Although overdose deaths are up nationally, the number of opioid prescriptions issued to patients has been in decline nationally and locally, according to the CDC. The CDC reports that physicians in Collin and Denton counties prescribed opioids at a lower rate than the national average.
A growing awareness of the opioid crisis has led to physicians prescribing fewer opioids and pharmacists limiting first-time prescriptions, said Malini Ghoshal, a registered pharmacist and president of Plano-based Inspirra Healthcare, a research company for the health care industry.
Ghoshal said physicians are turning to other pain-relieving drugs and nonprescription solutions—like chiropractic therapy—for acute pain.
Dr. Joel Holiner, the executive medical director for both Medical City Green Oaks Hospital and the Holiner Psychiatric Group, said he believes there are three players responsible for what he sees as an overprescription of opioids: pharmaceutical companies, physicians and government officials.
“I think [pharmaceutical companies] are definitely part of the problem, and continue to be part of the problem with their marketing and minimization of the risks and dangers of these medications,” Holiner said.
A physician himself, Holiner said doctors share part of the blame for the high opioid prescription rates, as they are the ones writing the prescriptions. Holiner also said the state and federal government could do more to slow prescription rates and encourage other forms of pain relief.
As part of the state’s efforts to curb opioid prescription rates, state Sen. Van Taylor, R-Plano, sponsored House Bill 2561, which became law in September. The law places stricter requirements on both prescribers and drug regulatory agencies to use the Prescription Monitoring Program database.
“I think what’s important is for the Legislature to remain engaged, to monitor what’s going on, to listen to the people who are using the Prescription Monitoring Program to see what we need to do to improve it,” Taylor said.
Opioid prescription rates
The overdose-reversal drug
Local and national entities have ramped up prevention efforts to address opioid overdose deaths. In April, U.S.Surgeon General Jerome Adams called on more Americans to carry naloxone, a prescription drug that can treat the effects of an overdose.
Naloxone comes in three forms: an injectable—which requires professional training—an autoinjectable and a nasal spray.
During an overdose, opioids block brain receptors that tell the body to breathe, according to the Harm Reduction Coalition, a group advocating for people with drug addictions. Naloxone can reverse this effect. According to the National Institute on Drug Abuse, emergency personnel should observe patients for at least two hours after naloxone is administered.
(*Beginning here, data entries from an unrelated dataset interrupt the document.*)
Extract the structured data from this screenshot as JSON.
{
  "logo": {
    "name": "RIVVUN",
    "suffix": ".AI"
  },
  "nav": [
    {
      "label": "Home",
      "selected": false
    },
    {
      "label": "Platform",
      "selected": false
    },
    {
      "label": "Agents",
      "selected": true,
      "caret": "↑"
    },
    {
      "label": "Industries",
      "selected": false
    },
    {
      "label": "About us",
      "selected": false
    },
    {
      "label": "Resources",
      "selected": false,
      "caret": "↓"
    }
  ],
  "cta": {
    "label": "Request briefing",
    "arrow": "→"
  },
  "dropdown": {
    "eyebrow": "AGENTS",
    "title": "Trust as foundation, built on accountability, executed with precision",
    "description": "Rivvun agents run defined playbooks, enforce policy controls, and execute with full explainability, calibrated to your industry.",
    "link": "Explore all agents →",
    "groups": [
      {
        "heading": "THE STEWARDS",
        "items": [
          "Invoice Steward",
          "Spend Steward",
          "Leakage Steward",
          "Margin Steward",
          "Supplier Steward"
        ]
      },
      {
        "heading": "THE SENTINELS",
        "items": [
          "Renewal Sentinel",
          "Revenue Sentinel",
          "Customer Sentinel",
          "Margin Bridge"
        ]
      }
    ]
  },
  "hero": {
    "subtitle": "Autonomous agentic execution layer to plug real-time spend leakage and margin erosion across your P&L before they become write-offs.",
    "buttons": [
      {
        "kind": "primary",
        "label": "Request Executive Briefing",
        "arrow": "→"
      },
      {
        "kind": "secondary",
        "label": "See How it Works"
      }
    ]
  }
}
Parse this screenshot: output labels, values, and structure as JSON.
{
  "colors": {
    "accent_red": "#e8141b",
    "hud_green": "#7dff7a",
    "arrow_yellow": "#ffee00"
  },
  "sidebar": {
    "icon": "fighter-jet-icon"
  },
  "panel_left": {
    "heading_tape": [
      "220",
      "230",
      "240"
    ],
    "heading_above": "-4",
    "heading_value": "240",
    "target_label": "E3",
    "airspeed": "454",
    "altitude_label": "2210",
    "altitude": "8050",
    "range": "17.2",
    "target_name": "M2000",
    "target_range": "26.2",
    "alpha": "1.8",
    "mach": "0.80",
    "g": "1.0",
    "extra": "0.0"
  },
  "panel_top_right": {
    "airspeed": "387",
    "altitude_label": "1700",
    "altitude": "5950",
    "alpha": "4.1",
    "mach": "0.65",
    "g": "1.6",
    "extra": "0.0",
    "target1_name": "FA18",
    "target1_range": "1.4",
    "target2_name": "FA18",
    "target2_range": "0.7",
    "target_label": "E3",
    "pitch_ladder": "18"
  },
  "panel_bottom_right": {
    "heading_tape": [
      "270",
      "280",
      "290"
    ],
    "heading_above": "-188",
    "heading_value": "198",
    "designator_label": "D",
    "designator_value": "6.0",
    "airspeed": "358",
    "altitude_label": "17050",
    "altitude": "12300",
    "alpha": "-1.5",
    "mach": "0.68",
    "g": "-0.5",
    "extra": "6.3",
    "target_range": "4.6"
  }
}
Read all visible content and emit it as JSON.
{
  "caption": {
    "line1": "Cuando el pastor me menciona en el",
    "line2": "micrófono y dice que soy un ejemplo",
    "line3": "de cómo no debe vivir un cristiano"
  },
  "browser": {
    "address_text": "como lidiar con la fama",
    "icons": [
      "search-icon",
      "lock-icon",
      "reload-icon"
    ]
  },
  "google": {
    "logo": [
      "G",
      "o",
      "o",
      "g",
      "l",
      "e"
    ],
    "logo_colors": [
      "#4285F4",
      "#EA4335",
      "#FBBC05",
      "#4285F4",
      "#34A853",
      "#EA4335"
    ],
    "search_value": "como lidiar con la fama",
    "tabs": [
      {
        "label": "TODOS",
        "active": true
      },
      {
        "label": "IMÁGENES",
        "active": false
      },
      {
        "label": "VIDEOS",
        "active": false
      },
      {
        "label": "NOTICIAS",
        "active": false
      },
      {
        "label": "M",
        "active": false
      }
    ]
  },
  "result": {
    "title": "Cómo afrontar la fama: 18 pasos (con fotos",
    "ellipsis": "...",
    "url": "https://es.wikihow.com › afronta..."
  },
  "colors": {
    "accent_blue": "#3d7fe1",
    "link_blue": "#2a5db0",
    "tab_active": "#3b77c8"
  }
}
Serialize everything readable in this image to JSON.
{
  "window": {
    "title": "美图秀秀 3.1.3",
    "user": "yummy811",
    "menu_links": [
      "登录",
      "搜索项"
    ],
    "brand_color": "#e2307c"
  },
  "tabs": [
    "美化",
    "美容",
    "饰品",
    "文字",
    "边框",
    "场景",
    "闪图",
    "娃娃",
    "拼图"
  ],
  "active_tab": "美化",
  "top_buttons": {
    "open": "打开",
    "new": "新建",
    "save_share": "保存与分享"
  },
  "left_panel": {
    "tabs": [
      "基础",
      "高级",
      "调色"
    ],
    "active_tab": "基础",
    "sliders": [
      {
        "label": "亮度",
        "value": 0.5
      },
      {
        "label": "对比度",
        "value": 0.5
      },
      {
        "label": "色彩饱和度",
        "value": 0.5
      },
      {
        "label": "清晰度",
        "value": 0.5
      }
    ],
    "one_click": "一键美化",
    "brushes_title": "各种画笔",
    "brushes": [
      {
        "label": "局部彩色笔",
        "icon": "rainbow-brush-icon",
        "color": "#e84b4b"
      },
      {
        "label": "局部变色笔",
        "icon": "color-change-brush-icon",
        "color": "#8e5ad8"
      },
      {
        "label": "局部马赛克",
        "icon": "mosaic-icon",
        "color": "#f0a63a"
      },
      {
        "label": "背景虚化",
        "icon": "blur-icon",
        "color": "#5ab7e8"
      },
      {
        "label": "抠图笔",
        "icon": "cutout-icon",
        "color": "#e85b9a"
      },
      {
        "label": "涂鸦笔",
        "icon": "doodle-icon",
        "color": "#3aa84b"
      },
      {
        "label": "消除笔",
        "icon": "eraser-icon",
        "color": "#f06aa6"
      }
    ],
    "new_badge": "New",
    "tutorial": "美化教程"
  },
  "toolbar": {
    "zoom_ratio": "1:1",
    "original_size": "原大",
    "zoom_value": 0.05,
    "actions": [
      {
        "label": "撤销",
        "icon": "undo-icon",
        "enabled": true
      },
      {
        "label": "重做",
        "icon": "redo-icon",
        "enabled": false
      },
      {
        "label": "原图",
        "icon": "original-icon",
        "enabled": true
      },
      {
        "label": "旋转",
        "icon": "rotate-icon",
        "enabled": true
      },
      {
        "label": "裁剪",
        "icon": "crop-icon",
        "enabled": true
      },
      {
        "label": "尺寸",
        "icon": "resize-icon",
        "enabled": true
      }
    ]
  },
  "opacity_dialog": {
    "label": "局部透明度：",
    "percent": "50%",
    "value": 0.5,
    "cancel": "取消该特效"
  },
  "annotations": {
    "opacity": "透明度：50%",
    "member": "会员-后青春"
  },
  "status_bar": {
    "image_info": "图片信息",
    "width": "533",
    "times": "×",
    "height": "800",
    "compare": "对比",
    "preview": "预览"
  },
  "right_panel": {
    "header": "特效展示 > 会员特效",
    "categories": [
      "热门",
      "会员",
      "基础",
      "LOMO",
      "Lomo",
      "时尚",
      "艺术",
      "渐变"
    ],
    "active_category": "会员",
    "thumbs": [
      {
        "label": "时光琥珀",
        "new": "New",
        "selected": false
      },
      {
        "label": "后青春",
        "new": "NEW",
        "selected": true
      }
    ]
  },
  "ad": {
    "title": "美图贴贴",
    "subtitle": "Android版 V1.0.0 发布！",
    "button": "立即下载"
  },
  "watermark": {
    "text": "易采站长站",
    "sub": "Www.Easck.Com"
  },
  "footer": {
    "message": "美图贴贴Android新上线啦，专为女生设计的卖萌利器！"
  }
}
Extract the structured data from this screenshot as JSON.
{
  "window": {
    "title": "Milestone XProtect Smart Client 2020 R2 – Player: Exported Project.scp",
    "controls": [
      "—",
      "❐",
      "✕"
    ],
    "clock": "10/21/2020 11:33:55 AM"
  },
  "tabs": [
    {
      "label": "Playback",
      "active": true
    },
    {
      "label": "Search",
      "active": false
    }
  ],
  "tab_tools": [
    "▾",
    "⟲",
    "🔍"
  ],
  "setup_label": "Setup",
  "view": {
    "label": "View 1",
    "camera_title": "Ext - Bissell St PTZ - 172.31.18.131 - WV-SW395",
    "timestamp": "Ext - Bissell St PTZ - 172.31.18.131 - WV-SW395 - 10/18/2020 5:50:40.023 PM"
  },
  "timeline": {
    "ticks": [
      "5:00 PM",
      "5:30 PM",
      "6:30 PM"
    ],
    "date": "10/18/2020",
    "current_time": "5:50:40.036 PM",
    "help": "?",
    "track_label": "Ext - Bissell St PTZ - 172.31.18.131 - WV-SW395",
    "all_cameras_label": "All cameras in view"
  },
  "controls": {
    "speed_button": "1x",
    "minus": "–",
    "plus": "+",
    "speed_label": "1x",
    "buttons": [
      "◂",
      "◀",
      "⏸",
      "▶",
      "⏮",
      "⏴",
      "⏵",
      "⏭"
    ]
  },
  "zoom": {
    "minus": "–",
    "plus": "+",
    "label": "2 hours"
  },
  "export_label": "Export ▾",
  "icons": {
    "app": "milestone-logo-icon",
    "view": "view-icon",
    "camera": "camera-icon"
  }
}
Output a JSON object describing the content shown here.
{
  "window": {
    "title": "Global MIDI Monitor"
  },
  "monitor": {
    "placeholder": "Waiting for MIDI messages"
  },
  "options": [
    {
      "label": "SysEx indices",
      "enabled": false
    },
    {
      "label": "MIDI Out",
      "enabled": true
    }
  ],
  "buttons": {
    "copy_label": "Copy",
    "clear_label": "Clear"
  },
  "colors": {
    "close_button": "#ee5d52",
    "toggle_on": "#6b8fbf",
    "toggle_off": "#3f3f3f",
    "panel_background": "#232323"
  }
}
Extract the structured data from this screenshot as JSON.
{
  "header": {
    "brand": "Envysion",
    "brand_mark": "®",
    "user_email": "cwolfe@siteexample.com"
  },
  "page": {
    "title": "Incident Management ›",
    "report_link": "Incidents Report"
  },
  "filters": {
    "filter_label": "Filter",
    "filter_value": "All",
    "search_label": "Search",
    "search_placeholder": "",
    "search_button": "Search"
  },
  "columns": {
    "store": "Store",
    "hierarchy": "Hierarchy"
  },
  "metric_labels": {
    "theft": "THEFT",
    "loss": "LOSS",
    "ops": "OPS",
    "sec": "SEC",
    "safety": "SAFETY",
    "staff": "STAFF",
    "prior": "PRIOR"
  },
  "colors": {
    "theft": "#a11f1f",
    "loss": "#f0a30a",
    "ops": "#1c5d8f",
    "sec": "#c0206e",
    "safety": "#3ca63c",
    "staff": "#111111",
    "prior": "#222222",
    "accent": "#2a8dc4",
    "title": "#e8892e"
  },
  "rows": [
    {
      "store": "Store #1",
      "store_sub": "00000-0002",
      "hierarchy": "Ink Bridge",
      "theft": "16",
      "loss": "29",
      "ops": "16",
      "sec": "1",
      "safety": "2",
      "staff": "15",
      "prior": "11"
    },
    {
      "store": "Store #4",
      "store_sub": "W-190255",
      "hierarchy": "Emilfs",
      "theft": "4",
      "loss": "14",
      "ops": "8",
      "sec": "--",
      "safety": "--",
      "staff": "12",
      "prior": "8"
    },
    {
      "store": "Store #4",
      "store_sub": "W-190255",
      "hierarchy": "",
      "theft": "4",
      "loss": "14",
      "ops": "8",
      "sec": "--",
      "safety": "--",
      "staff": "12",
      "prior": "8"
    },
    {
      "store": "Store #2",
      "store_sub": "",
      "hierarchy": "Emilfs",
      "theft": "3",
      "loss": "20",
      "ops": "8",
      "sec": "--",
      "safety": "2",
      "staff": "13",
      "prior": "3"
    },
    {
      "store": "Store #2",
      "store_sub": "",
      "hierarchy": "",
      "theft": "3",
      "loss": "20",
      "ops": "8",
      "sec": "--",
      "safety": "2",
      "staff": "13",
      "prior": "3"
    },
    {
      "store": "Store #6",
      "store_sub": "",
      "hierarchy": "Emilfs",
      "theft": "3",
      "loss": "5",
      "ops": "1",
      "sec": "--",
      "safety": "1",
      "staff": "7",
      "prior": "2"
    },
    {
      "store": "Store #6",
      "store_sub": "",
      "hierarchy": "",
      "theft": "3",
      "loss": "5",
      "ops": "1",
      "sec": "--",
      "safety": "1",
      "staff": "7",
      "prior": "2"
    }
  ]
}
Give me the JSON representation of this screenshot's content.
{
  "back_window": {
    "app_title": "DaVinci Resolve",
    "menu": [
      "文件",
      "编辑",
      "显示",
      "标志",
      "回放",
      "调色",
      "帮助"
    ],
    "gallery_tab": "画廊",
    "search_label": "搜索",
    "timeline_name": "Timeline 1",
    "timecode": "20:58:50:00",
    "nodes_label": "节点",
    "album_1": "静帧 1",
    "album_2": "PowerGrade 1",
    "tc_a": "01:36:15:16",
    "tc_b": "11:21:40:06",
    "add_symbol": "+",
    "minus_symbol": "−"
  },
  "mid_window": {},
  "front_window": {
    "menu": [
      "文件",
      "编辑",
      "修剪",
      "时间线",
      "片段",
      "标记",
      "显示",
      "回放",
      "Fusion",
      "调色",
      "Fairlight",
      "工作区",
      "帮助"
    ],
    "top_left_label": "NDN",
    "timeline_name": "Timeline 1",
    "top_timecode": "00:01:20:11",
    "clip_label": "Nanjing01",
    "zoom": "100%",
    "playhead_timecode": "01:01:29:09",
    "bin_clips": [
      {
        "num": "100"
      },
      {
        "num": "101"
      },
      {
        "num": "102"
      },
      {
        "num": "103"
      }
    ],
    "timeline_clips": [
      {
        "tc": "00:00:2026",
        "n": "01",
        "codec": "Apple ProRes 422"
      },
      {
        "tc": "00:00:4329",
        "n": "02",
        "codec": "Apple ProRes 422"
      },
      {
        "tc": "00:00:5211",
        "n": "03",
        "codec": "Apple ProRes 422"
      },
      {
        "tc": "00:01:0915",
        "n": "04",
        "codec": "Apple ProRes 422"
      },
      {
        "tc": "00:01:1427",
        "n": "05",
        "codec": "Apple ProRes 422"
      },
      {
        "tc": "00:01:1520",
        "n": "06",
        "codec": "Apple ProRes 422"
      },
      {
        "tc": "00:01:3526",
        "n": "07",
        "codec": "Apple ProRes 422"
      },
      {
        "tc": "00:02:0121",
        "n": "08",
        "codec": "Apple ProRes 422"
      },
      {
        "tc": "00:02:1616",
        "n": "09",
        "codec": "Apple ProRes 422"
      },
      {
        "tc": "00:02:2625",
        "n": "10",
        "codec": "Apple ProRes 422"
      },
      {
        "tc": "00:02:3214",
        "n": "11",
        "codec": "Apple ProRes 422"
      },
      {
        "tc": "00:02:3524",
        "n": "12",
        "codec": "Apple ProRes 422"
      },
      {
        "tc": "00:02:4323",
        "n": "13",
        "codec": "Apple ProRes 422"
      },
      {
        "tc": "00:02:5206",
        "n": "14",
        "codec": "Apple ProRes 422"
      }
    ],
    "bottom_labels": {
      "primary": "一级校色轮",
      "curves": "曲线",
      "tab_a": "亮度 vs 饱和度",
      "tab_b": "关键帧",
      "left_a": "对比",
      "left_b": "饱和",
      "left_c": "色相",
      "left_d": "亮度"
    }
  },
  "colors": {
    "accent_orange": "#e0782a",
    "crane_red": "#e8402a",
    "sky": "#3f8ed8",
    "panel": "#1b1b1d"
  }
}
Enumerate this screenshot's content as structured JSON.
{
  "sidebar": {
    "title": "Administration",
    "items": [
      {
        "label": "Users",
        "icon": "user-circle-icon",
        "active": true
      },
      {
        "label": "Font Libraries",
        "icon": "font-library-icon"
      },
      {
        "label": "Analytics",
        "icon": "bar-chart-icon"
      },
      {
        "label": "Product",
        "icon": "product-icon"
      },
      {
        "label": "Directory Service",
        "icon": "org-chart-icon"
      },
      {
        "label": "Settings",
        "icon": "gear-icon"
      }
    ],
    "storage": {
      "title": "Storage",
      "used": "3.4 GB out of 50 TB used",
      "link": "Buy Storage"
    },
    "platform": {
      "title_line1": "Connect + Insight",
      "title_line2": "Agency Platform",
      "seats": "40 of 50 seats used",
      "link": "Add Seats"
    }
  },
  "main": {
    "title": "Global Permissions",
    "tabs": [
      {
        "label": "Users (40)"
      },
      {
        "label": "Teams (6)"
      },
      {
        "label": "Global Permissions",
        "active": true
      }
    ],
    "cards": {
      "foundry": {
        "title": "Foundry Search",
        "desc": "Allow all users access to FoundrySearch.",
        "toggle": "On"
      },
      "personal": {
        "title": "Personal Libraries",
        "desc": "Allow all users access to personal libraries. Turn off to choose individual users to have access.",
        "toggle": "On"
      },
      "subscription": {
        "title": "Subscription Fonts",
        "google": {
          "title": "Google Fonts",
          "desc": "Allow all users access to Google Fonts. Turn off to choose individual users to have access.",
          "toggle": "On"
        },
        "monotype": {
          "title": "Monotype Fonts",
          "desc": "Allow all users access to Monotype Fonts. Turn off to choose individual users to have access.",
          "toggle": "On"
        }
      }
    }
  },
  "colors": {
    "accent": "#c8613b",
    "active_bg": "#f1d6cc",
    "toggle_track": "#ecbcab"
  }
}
In 2015, the Texas Legislature allowed naloxone to be prescribed to those at risk for an opioid overdose or those who are in a position to assist someone experiencing an overdose.
Many first responders, including the Plano and Frisco fire departments, carry naloxone. Capt. Peggy Harrell, spokesperson for Plano Fire-Rescue, said all department vehicles, including fire engines, fire trucks and ambulances, carry naloxone.
Titsworth said it is beneficial for anyone to have naloxone on hand.
“We all know someone that’s struggling with addiction, whether we talk to them every day or whether they’re an acquaintance,” she said. “If people are willing to go to the pharmacy and get [naloxone], if people have the money … I would absolutely encourage it.”
Beyond having naloxone available, fighting opioid addictions begin with addressing symptoms of depression and anxiety that could contribute to addiction, Solari said.
“I think we still have a lot of people who don’t seek a mental health professional,” he said. “You break your arm, and because it’s a physical illness; it’s, ‘Hey, go to the doctor right away.’ You come down with symptoms of a mental illness, and people just don’t look at it in the same way.”